|COOL DUDE: 18-month-old Truong Thien Bao behind the wheel of his Bugatti Centodieci. Photo courtesy of Truong Van Dao|
On many a young man’s bedroom walls from Hanoi to Houston, you’ll see posters of Ferraris, Bugattis and Lamborghinis.
Children will be nodding off to sleep dreaming of one day owning a Spider, Centodieci or Aventador. Sadly for most those aspirations will never come true, but not so for one toddler in Bac Ninh Province.
He may be only 18 months old, but Truong Thien Bao already has these wheels – and it’s all thanks to his father Truong Van Dao, a woodwork wizard who, along with his team, builds identical replicas of supercars.
Bac Ninh may be regarded as the carpentry capital of Vietnam, but 30-year-old Dao is more interested in making Ferraris than furniture.
He has built his son a working replica, albeit a little smaller, of the Bugatti Centodieci.
The boy already has a Ferrari and the latest project is a wooden version of the BMW 326 Hommage. All the cars are made entirely of wood.
Bao may still be a little young to fully appreciate his new wheels, but in a few years’ time, he will be the envy of the town.
“It’s all about passion. I am very passionate about carpentry,” said Dao.
“I grew up in a carpentry family. So I really like making things from wood. Recently I have made some videos about my wooden stuff and these are watched by both local and international people.
“My son is 18 months old. Initially, I made some small things for him like a mini wooden house. He liked it a lot and played with them every day but these small things break easily and only last for a few days.
“That pushed me to do bigger stuff. When I took my son to the park to play he was really into electric cars. So that’s how I started to think about making cars like those.”
Dao works on the supercar projects with three other carpenters. His latest creation took two months to build.
“I downloaded images on the internet, printed them out and had a sketch of different parts, which took about five days. Then I bought wood and it took me 10 days to dry wood.
“Then I spent another 40 days to work on it. So basically it took me about two months to get it finished.
“Before I did the wooden cars, I’ve tried doing other products. But I realised that cars are my destiny after receiving applause from people.
“Each time, I try to make these cars become more beautiful, more perfect on a daily basis, and they can even run smoothly.”
Making a wooden car actually drive was no small task. It took trial and error for Dao to get it right.
He added: “Initially, I made the first car which resembled electric cars for kids at the park, but I had difficulties. The car didn’t work with the engine.
"We are experienced in carpentry but found it hard to make the car move like a real one. My first car failed but the video about it that I posted on YouTube has 24 million views now.

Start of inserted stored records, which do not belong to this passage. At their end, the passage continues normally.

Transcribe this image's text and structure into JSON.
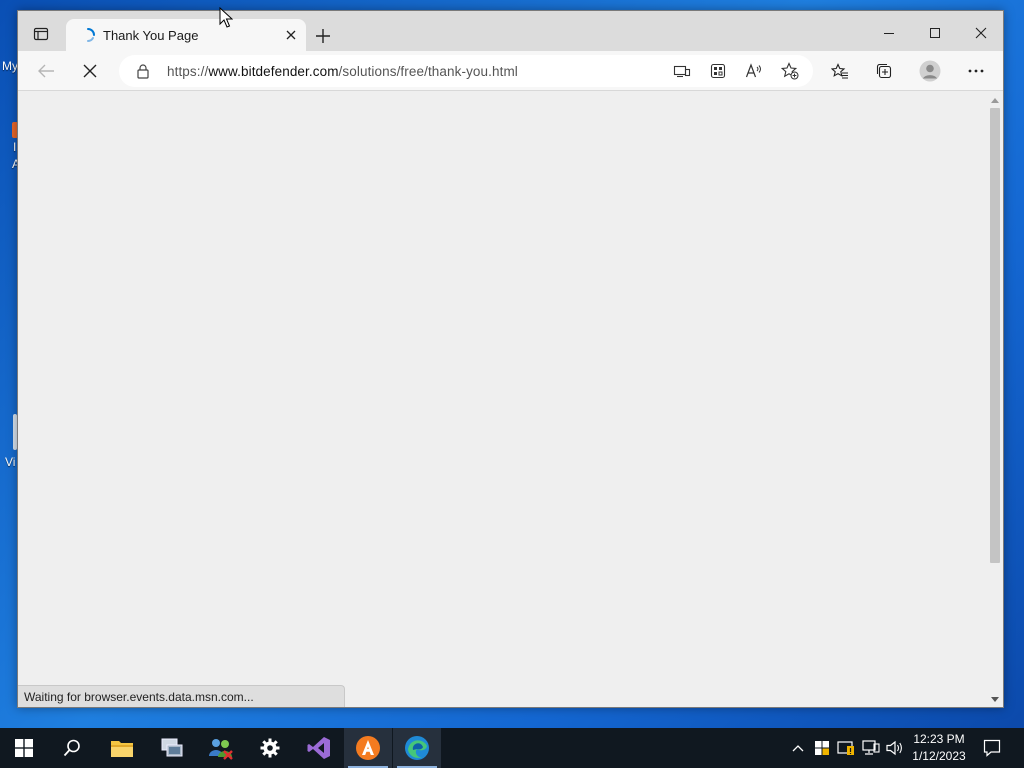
{
  "desktop": {
    "fragments": [
      "My",
      "I",
      "A",
      "Vi"
    ]
  },
  "browser": {
    "tab": {
      "title": "Thank You Page"
    },
    "address_bar": {
      "prefix": "https://",
      "domain": "www.bitdefender.com",
      "path": "/solutions/free/thank-you.html"
    },
    "status_text": "Waiting for browser.events.data.msn.com...",
    "accent": "#0078d4"
  },
  "taskbar": {
    "apps": [
      "start",
      "search",
      "file-explorer",
      "network-utility",
      "people-app",
      "settings",
      "visual-studio",
      "avast",
      "edge"
    ],
    "clock": {
      "time": "12:23 PM",
      "date": "1/12/2023"
    }
  }
}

“After that, I searched for more eye-catching brands, learned about engineering. We looked for old engines from scrap metal collectors, soldered them, and created spare parts by ourselves. The engine and motor are safe for users.
“I choose those brands because they are my favourite. I like convertible cars and I also want to make this suit for kids so they can drive it. I like toy cars as a kid but never thought of making them one day.

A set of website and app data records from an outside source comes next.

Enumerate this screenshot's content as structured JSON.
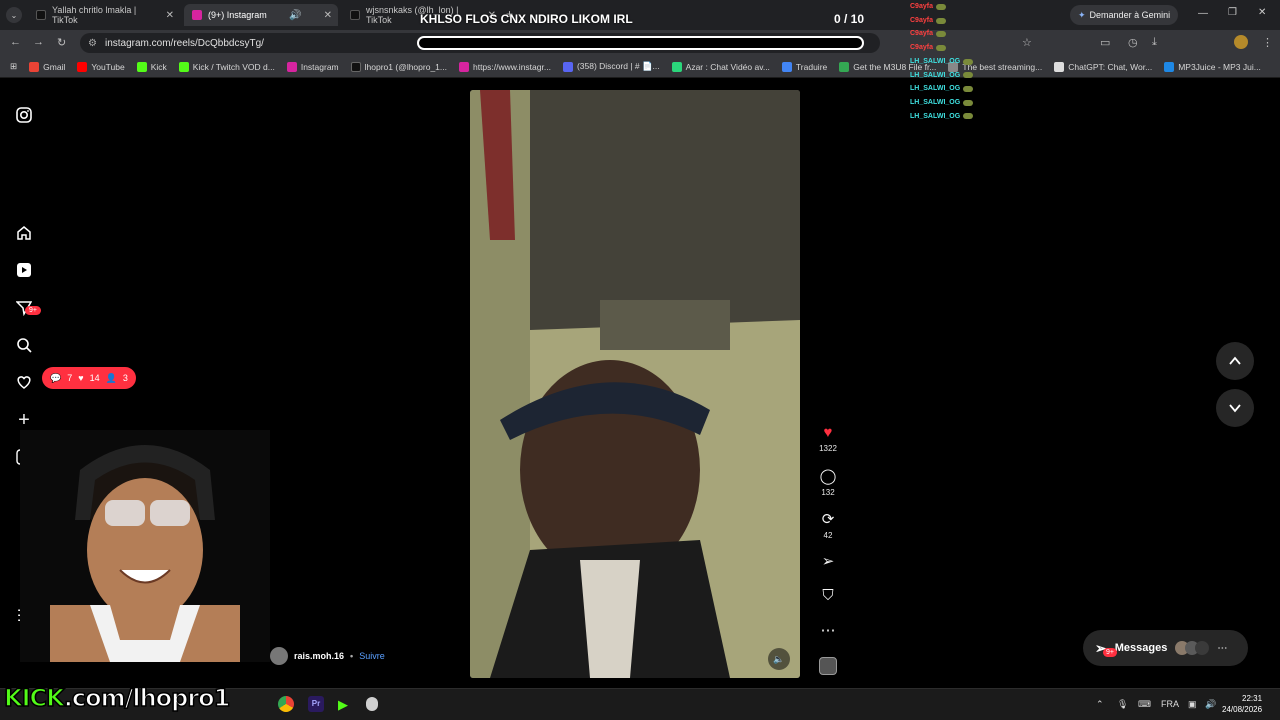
{
  "browser": {
    "tabs": [
      {
        "label": "Yallah chritlo lmakla | TikTok",
        "color": "#111111"
      },
      {
        "label": "(9+) Instagram",
        "color": "#d6249f"
      },
      {
        "label": "wjsnsnkaks (@lh_lon) | TikTok",
        "color": "#111111"
      }
    ],
    "gemini_button": "Demander à Gemini",
    "url": "instagram.com/reels/DcQbbdcsyTg/",
    "bookmarks": [
      "Gmail",
      "YouTube",
      "Kick",
      "Kick / Twitch VOD d...",
      "Instagram",
      "lhopro1 (@lhopro_1...",
      "https://www.instagr...",
      "(358) Discord | # 📄...",
      "Azar : Chat Vidéo av...",
      "Traduire",
      "Get the M3U8 File fr...",
      "The best streaming...",
      "ChatGPT: Chat, Wor...",
      "MP3Juice - MP3 Jui..."
    ]
  },
  "stream": {
    "title": "KHLSO FLOS CNX NDIRO LIKOM IRL",
    "progress": "0 / 10",
    "chat": [
      {
        "name": "C9ayfa",
        "color": "#ff4040"
      },
      {
        "name": "C9ayfa",
        "color": "#ff4040"
      },
      {
        "name": "C9ayfa",
        "color": "#ff4040"
      },
      {
        "name": "C9ayfa",
        "color": "#ff4040"
      },
      {
        "name": "LH_SALWI_OG",
        "color": "#3fe0e0"
      },
      {
        "name": "LH_SALWI_OG",
        "color": "#3fe0e0"
      },
      {
        "name": "LH_SALWI_OG",
        "color": "#3fe0e0"
      },
      {
        "name": "LH_SALWI_OG",
        "color": "#3fe0e0"
      },
      {
        "name": "LH_SALWI_OG",
        "color": "#3fe0e0"
      }
    ],
    "kick_logo": "KICK.com/lhopro1"
  },
  "instagram": {
    "notifications_badge": "9+",
    "notif_pill": {
      "comments": "7",
      "likes": "14",
      "follows": "3"
    },
    "reel": {
      "likes": "1322",
      "comments": "132",
      "reposts": "42",
      "author": "rais.moh.16",
      "follow": "Suivre"
    },
    "messages": {
      "label": "Messages",
      "badge": "9+"
    }
  },
  "taskbar": {
    "lang": "FRA",
    "time": "22:31",
    "date": "24/08/2026"
  },
  "colors": {
    "like_red": "#ff3040",
    "kick_green": "#53fc18",
    "ig_bg": "#000000"
  }
}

“Only a few years ago, when I grew up, being well aware of my village’s carpentry making traditions and knowing about the small cars for kids, then I had the idea of making real wooden cars.”
And with his skilled hands, eye for detail and imagination, maybe Bac Ninh could soon become the wooden car capital of Vietnam.
Foreign website Carscoops has published an article titled “Amazing wood carved scale models” which showcases a range of impressive Vietnamese wooden car models.
From top 49 of Vietnam’s Got Talent to record-breakers, the journey of preserving Vietnam’s traditional tò he (toy figurines made of rice dough) of brothers Le Xuan Tung and Le Xuan Tung has touched hearts nationwide.